Thursday, November 11, 2010
USC motivated to shut down Juron Criner
By Mark Saxon
Kelvin Kuo/US Presswire
Juron Criner is one of the Pac-10's top receivers, but Arizona occasionally has him run the ball too.
Juron Criner is a bit of a marked man among USC’s defensive backs this week.
Not that he wouldn’t be any way, since he’s the Pac-10’s leading receiver and he plays for Saturday’s opponent, No. 18 Arizona. According to the leader of the Trojans' secondary, it’s more personal than that. Criner caught the winning touchdown in last season’s 21-17 Arizona win that ended USC’s season on a sour note.
On the play, which covered 36 yards, USC’s popular sixth-year senior cornerback Josh Pinkard, tore a ligament in his knee, an injury he’s only just recovering from.
“I’ll make sure I do my best to defend that guy, just personally because Josh is a real good friend of mine and it sucked to see him go down like that,” Shareece Wright said.
Pinkard’s NFL career was cast into doubt by the injury, though he apparently has come all the way back. He was activated by the Seattle Seahawks on Tuesday.

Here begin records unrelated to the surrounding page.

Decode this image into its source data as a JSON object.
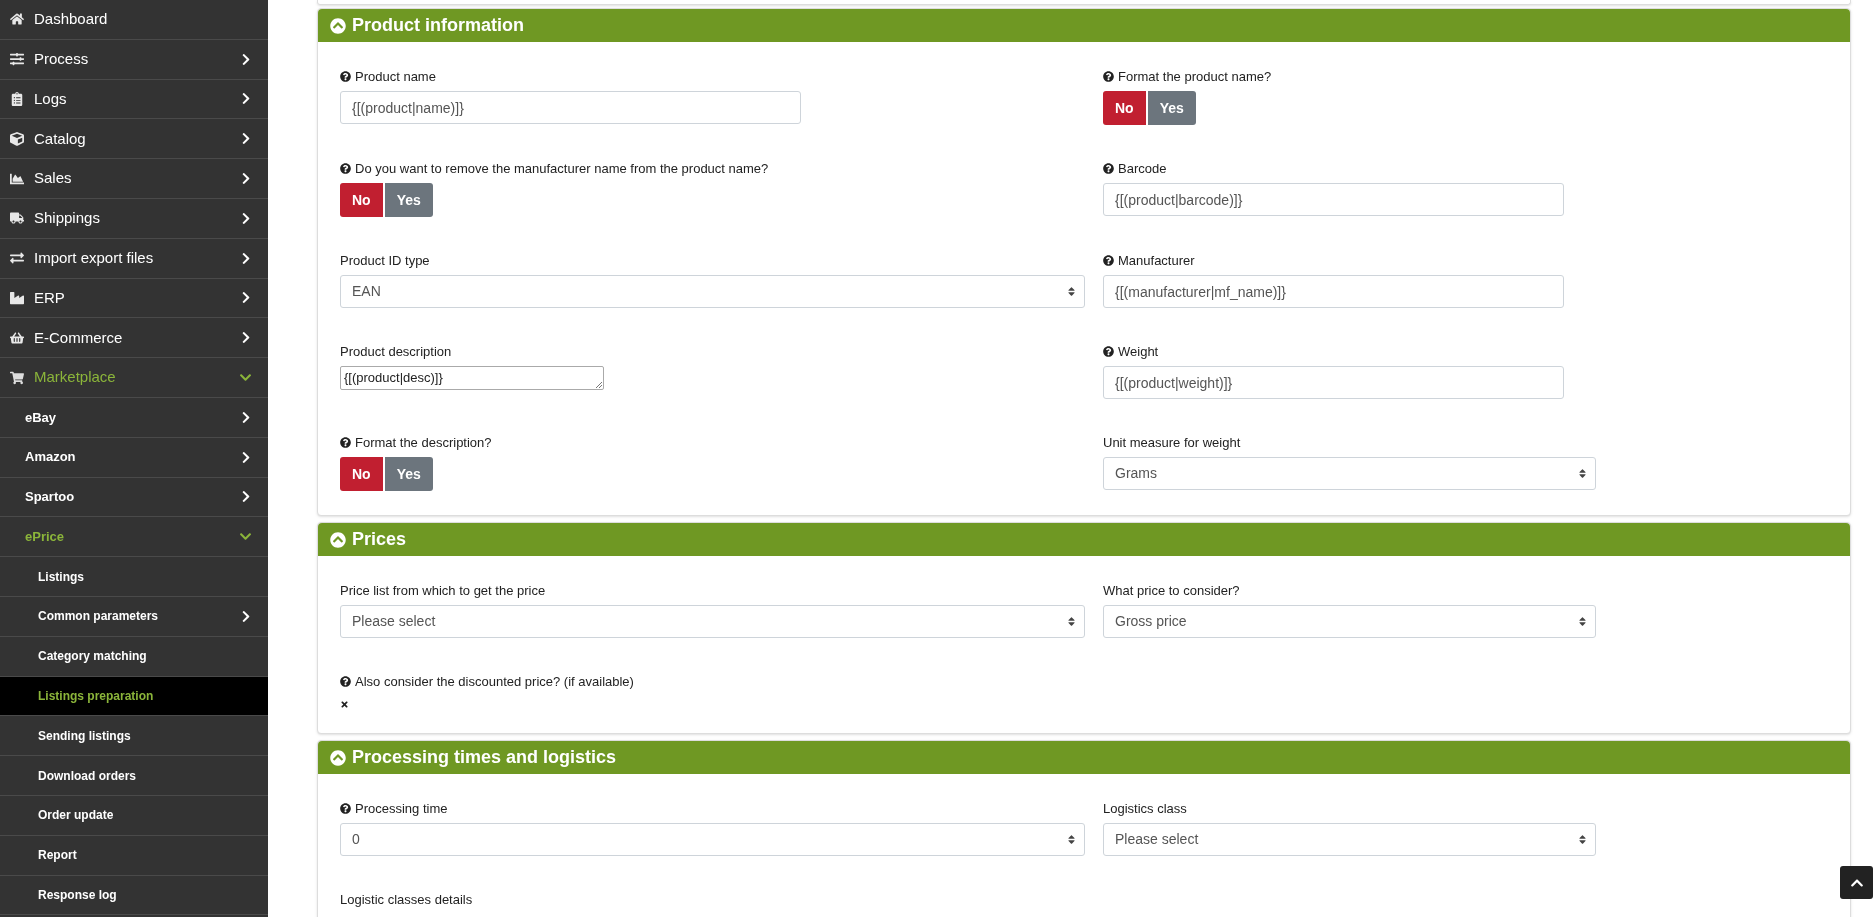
{
  "sidebar": {
    "items": [
      {
        "label": "Dashboard",
        "selected": false
      },
      {
        "label": "Process",
        "selected": false,
        "expanded": false
      },
      {
        "label": "Logs",
        "selected": false,
        "expanded": false
      },
      {
        "label": "Catalog",
        "selected": false,
        "expanded": false
      },
      {
        "label": "Sales",
        "selected": false,
        "expanded": false
      },
      {
        "label": "Shippings",
        "selected": false,
        "expanded": false
      },
      {
        "label": "Import export files",
        "selected": false,
        "expanded": false
      },
      {
        "label": "ERP",
        "selected": false,
        "expanded": false
      },
      {
        "label": "E-Commerce",
        "selected": false,
        "expanded": false
      },
      {
        "label": "Marketplace",
        "selected": false,
        "expanded": true,
        "children": [
          {
            "label": "eBay",
            "selected": false,
            "expanded": false
          },
          {
            "label": "Amazon",
            "selected": false,
            "expanded": false
          },
          {
            "label": "Spartoo",
            "selected": false,
            "expanded": false
          },
          {
            "label": "ePrice",
            "selected": false,
            "expanded": true,
            "children": [
              {
                "label": "Listings",
                "selected": false
              },
              {
                "label": "Common parameters",
                "selected": false,
                "expanded": false
              },
              {
                "label": "Category matching",
                "selected": false
              },
              {
                "label": "Listings preparation",
                "selected": true
              },
              {
                "label": "Sending listings",
                "selected": false
              },
              {
                "label": "Download orders",
                "selected": false
              },
              {
                "label": "Order update",
                "selected": false
              },
              {
                "label": "Report",
                "selected": false
              },
              {
                "label": "Response log",
                "selected": false
              }
            ]
          }
        ]
      }
    ]
  },
  "sections": [
    {
      "title": "Product information",
      "expanded": true,
      "rows": [
        [
          {
            "kind": "text",
            "label": "Product name",
            "help": true,
            "value": "{[(product|name)]}"
          },
          {
            "kind": "toggle",
            "label": "Format the product name?",
            "help": true,
            "options": [
              {
                "label": "No",
                "selected": true
              },
              {
                "label": "Yes",
                "selected": false
              }
            ]
          }
        ],
        [
          {
            "kind": "toggle",
            "label": "Do you want to remove the manufacturer name from the product name?",
            "help": true,
            "options": [
              {
                "label": "No",
                "selected": true
              },
              {
                "label": "Yes",
                "selected": false
              }
            ]
          },
          {
            "kind": "text",
            "label": "Barcode",
            "help": true,
            "value": "{[(product|barcode)]}"
          }
        ],
        [
          {
            "kind": "select",
            "label": "Product ID type",
            "help": false,
            "value": "EAN"
          },
          {
            "kind": "text",
            "label": "Manufacturer",
            "help": true,
            "value": "{[(manufacturer|mf_name)]}"
          }
        ],
        [
          {
            "kind": "textarea",
            "label": "Product description",
            "help": false,
            "value": "{[(product|desc)]}"
          },
          {
            "kind": "text",
            "label": "Weight",
            "help": true,
            "value": "{[(product|weight)]}"
          }
        ],
        [
          {
            "kind": "toggle",
            "label": "Format the description?",
            "help": true,
            "options": [
              {
                "label": "No",
                "selected": true
              },
              {
                "label": "Yes",
                "selected": false
              }
            ]
          },
          {
            "kind": "select",
            "label": "Unit measure for weight",
            "help": false,
            "value": "Grams"
          }
        ]
      ]
    },
    {
      "title": "Prices",
      "expanded": true,
      "rows": [
        [
          {
            "kind": "select",
            "label": "Price list from which to get the price",
            "help": false,
            "value": "Please select"
          },
          {
            "kind": "select",
            "label": "What price to consider?",
            "help": false,
            "value": "Gross price"
          }
        ],
        [
          {
            "kind": "flag",
            "label": "Also consider the discounted price? (if available)",
            "help": true,
            "checked": false
          }
        ]
      ]
    },
    {
      "title": "Processing times and logistics",
      "expanded": true,
      "rows": [
        [
          {
            "kind": "select",
            "label": "Processing time",
            "help": true,
            "value": "0"
          },
          {
            "kind": "select",
            "label": "Logistics class",
            "help": false,
            "value": "Please select"
          }
        ],
        [
          {
            "kind": "label",
            "label": "Logistic classes details",
            "help": false
          }
        ]
      ]
    }
  ]
}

Criner (6 feet 4, 215 pounds) would stand out even if he hadn’t broken the Trojans’ hearts last year. He’s the perfect guy for Arizona’s short-passing game because he’s big and physical enough to break tackles after the catch. Missed tackles have been the bane of USC’s defense this season.

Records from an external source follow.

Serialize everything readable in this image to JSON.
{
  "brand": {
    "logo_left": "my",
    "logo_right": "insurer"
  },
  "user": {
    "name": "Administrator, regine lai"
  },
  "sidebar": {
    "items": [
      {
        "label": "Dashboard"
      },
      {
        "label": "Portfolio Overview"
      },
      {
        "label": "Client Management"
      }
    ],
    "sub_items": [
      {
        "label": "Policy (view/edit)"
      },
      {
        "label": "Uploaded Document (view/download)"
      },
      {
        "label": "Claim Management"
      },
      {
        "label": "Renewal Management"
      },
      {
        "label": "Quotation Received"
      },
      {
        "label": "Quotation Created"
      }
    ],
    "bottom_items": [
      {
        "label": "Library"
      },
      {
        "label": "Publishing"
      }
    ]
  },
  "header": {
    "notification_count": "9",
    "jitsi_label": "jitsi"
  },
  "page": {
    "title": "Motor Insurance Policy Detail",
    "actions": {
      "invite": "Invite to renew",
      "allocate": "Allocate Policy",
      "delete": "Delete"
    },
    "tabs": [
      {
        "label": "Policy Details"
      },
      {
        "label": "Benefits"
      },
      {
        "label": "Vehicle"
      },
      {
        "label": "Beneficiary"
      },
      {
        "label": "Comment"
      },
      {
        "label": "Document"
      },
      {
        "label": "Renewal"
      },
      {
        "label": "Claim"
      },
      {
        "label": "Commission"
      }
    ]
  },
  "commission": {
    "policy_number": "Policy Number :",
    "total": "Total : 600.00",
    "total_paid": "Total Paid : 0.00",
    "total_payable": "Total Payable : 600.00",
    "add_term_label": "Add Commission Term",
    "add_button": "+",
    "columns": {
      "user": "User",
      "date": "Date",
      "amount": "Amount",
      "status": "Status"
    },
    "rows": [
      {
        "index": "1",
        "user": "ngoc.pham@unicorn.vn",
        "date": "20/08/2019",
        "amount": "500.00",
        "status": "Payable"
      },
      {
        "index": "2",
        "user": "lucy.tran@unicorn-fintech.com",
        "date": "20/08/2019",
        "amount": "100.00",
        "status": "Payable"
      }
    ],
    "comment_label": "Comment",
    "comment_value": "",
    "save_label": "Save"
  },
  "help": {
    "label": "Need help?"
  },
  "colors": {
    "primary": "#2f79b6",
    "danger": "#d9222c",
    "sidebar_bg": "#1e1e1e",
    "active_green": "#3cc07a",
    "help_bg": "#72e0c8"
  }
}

Criner, a junior from Las Vegas, caught nine touchdown passes his sophomore season and he’s already snatched seven this year. He leads the conference in receptions (58) and receiving yards per game (98.2). Wright said the Arizona receivers will be the best USC plays all season and the Trojans’ are last in the conference in pass defense.
Coach Lane Kiffin said Criner stands out from the crowd.
“He’s just special with the ball in his hands,” Kiffin said. “He’s just one of those unique guys, NFL-type guys, who get the ball in their hands and are so dangerous with it. And he can make so many plays on the ball when it’s in the air.”
The Wildcats (7-2, 4-2 in the Pac-10) occasionally just hand Criner the ball to see what he can do. He had 50 yards rushing Saturday against Stanford, a game Arizona lost 42-17. Criner caught nine passes for 98 yards, including a 41-yard touchdown in the first quarter, in the loss.
Three others to watch:
QB Nick Foles, JR: He looked a little rusty against Stanford, but he is probably the fourth-best quarterback in the Pac-10 and, this year, that's pretty impressive. Due in part to Arizona's short passing game, he's completing nearly 72 percent of his passes.
DE Brooks Reed, SR: He combines with Ricky Elmore to give the Wildcats one of the most effective pass rushing tandems in the nation.
RB Keola Antolin, JR: He's only 5-foot-8, 195 pounds, but he can be elusive. He's taken advantage of an ankle injury to Nic Grigsby to become the Wildcats leading ground threat.